Iraq was put on the fast track to war in 2002, when George Bush identified it, along with Iran (that archnemesis of Iraq) and North Korea (4000 miles away), as an axis of evil. The intelligence community’s speculated on Iran going nuclear since the 1990s. By 2002, North Korea had been dabbling with nuclear weapons for years. In 2003, North Korea withdrew from the Nuclear Non-Proliferation Treaty, and in 2009 it announced it had nuclear weapons. It has performed at least three tests in the last 16 months. North Korea, too, is the U.N.’s baby. The participation of U.S. forces in the Korean War in 1950 came as a result of U.N. Security Council Resolution 83. The war ended (?) in an armistice and stalemate along a boundary close to the one that existed at the beginning of the conflict. That armistice called for a “peaceful settlement of the Korean question,” which hasn’t happened yet.

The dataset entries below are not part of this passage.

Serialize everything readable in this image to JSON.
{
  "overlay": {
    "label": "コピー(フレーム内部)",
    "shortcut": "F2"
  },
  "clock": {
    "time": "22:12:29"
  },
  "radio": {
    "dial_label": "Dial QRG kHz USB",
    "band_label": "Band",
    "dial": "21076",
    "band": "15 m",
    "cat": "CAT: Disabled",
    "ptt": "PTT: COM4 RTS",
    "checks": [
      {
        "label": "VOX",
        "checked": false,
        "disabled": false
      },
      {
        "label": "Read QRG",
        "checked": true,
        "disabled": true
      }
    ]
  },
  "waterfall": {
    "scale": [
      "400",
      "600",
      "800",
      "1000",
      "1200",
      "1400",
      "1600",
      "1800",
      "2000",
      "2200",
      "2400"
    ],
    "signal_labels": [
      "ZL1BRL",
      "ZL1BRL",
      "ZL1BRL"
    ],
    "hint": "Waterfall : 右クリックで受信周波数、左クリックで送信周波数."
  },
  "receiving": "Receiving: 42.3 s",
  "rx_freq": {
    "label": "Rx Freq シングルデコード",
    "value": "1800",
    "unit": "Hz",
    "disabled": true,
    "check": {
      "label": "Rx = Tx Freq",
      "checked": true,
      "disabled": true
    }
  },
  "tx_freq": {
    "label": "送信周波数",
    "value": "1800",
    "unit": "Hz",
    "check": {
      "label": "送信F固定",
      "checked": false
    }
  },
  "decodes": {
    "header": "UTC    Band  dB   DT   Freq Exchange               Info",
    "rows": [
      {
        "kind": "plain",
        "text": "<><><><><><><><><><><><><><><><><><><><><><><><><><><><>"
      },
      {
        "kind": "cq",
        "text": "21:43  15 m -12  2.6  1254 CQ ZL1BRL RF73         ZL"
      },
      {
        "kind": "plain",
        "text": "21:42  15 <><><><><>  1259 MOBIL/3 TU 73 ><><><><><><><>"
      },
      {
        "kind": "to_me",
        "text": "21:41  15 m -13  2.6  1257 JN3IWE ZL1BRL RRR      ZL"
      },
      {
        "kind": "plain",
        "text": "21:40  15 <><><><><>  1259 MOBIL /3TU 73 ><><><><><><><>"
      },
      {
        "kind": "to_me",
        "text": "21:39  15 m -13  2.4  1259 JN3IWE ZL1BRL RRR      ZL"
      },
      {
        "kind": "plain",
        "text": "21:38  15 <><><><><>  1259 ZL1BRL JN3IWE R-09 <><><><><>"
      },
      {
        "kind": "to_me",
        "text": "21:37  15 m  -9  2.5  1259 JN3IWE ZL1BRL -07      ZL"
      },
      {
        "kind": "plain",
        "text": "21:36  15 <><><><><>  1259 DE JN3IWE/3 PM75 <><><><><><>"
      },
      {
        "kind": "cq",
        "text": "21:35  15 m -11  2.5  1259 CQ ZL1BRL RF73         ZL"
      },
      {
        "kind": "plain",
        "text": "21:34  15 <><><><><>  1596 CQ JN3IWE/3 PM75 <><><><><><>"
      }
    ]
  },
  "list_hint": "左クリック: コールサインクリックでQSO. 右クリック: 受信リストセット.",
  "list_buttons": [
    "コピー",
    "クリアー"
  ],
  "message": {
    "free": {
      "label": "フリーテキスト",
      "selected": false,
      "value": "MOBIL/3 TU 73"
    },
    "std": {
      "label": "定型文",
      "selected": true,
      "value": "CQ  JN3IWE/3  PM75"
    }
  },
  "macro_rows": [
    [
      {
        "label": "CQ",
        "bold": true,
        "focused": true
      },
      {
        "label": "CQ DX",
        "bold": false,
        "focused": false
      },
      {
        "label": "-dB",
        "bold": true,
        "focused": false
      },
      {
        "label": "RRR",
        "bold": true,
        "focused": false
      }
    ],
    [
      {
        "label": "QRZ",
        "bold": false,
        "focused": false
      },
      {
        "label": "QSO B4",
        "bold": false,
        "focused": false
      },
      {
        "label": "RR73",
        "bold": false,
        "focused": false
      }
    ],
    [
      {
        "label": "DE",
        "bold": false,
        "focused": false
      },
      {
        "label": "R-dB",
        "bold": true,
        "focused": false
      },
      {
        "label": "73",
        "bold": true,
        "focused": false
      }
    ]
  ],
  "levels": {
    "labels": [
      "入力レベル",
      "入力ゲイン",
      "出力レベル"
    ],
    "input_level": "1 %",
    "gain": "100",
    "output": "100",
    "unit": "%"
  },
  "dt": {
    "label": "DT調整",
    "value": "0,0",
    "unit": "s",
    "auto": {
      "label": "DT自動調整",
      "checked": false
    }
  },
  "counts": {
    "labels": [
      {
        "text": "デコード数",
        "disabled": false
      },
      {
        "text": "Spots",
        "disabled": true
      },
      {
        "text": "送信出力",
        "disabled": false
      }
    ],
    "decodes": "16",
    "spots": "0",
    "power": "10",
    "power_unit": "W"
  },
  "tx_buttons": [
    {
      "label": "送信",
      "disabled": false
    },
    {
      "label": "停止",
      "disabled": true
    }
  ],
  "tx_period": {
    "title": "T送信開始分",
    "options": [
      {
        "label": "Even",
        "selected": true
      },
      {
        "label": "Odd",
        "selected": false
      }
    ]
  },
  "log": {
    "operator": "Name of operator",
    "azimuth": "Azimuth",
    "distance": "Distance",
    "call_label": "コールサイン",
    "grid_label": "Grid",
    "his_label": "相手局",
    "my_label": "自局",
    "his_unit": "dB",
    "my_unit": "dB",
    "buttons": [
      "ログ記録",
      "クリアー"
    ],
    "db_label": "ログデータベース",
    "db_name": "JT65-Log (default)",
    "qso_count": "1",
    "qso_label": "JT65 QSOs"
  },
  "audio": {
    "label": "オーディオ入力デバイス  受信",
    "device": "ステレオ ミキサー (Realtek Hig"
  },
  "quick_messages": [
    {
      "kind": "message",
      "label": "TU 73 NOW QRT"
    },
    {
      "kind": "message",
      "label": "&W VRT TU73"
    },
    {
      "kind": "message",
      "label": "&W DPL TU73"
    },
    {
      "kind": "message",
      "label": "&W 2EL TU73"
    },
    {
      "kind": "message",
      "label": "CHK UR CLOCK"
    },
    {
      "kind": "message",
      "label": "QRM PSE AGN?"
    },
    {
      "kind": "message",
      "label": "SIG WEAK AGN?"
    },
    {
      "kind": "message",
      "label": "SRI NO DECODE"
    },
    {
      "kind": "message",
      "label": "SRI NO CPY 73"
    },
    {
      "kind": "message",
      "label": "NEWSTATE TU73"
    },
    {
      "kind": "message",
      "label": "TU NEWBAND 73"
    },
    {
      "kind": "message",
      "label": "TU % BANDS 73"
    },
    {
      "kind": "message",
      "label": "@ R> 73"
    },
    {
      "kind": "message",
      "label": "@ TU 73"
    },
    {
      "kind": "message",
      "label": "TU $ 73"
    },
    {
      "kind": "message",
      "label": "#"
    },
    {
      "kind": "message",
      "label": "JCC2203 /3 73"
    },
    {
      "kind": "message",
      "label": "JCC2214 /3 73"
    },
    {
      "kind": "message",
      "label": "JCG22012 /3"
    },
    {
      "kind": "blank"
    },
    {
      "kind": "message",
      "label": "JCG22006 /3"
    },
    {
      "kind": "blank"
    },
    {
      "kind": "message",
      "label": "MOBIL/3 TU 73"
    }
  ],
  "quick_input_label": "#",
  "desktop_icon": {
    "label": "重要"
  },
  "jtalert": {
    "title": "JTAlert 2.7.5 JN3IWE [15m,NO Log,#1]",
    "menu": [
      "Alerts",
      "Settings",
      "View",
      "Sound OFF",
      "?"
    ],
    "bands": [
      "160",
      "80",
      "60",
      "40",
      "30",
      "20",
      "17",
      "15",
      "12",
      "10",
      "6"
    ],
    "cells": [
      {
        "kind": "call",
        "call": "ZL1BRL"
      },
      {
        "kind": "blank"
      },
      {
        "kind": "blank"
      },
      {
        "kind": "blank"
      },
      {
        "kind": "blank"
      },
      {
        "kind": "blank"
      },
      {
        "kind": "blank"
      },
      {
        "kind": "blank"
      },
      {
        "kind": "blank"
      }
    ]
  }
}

U.N. Security Council resolutions were also used to support the U.S. pursuing Al Qaeda and the Taliban in Afghanistan (Resolution 1368, passed on September 11, 2001) and, most recently, to authorize NATO-led intervention in Libya (Resolution 1973, passed March 17, 2011, just two days before NATO entered the civil war). That intervention, and the expansion of the drone war to as far as Yemen and Somalia, and the deployment of U.S. troops in Africa, from Uganda to Niger (in support of the French-led intervention in Mali), and the increased agitation for intervention in Syria suggest few real lessons were learned in Iraq.
Ed Krayewski is associate editor of Reason 24/7.
Peter Beinart was wrong about the Iraq war in 2003, when he was a leading liberal hawk. But today he’s right about the idea behind it: “The real Bush doctrine was neither about democracy nor terrorism; it was about containment and deterrence. Throughout the Cold War, hawks had repeatedly questioned both strategies.” Neoconservatives and other hardliners hated the realpolitik of Nixon, Ford, and even Reagan. They demanded direct confrontation with America’s enemies: regime-change by covert action or pre-emptive war. At last, after 9/11, they got to put the theory into practice.
Afghanistan wasn’t enough—that war was a reaction. Iraq would be a revolution, the first domino in a chain that would remake the Middle East. Saddam Hussein’s (nonexistent) weapons of mass destruction supplied grounds for war. But its planners and promoters, from Dick Cheney to Christopher Hitchens, always imagined neutralizing a fictitious nuclear program as only the beginning of great things. The war would liberalize Islam, destroy Al Qaeda, bracket Iran, and create a hospitable environment for Israel. Advocates dismissed any question about the costs. They turned it around: What would be the cost of not intervening?